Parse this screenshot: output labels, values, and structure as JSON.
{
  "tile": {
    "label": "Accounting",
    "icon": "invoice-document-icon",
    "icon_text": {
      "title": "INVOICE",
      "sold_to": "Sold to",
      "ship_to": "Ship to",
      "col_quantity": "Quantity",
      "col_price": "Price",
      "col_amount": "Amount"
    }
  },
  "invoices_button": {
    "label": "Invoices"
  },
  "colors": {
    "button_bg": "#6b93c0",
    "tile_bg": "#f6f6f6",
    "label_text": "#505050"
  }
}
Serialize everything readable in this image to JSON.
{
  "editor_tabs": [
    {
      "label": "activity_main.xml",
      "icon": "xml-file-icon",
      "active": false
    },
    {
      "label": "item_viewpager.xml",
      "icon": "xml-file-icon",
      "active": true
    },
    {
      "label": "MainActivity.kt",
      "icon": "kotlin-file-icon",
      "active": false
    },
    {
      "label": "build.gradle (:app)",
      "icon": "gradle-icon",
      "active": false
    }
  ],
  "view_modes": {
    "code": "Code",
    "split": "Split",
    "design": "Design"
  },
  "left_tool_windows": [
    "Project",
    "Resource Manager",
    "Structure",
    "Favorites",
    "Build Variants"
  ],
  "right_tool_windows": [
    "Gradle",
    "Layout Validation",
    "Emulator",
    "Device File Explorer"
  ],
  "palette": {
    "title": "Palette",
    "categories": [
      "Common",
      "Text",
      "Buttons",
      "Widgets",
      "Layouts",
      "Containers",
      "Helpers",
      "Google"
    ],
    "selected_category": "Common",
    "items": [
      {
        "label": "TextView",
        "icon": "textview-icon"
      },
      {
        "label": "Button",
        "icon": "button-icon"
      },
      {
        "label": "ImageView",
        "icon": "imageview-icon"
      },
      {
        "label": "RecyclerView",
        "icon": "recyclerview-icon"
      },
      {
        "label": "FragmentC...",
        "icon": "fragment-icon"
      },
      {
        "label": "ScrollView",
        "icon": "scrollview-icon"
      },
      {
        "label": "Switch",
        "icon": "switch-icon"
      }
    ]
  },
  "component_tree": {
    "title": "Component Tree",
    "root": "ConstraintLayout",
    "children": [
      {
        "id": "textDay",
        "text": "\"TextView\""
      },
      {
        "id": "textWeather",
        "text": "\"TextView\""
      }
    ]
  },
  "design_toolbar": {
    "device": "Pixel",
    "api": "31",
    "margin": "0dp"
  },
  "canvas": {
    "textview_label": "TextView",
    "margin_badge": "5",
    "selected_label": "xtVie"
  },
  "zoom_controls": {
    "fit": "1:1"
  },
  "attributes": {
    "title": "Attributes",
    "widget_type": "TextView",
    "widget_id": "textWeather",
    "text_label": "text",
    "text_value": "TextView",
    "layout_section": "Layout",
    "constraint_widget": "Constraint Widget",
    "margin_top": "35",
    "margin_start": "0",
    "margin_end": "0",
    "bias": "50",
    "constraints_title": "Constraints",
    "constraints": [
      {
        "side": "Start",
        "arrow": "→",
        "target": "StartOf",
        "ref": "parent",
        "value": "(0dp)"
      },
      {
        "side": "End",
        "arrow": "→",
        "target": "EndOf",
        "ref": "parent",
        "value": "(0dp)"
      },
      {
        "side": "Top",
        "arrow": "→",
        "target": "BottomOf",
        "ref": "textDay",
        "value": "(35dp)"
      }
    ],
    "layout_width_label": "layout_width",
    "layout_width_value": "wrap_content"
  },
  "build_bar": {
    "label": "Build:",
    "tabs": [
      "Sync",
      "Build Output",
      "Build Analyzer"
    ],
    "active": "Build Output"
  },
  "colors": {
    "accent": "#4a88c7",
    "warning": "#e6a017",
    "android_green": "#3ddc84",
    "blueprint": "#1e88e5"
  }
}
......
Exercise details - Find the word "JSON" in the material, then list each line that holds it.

Task answer -
Parse this screenshot: output labels, values, and structure as JSON.
Serialize everything readable in this image to JSON.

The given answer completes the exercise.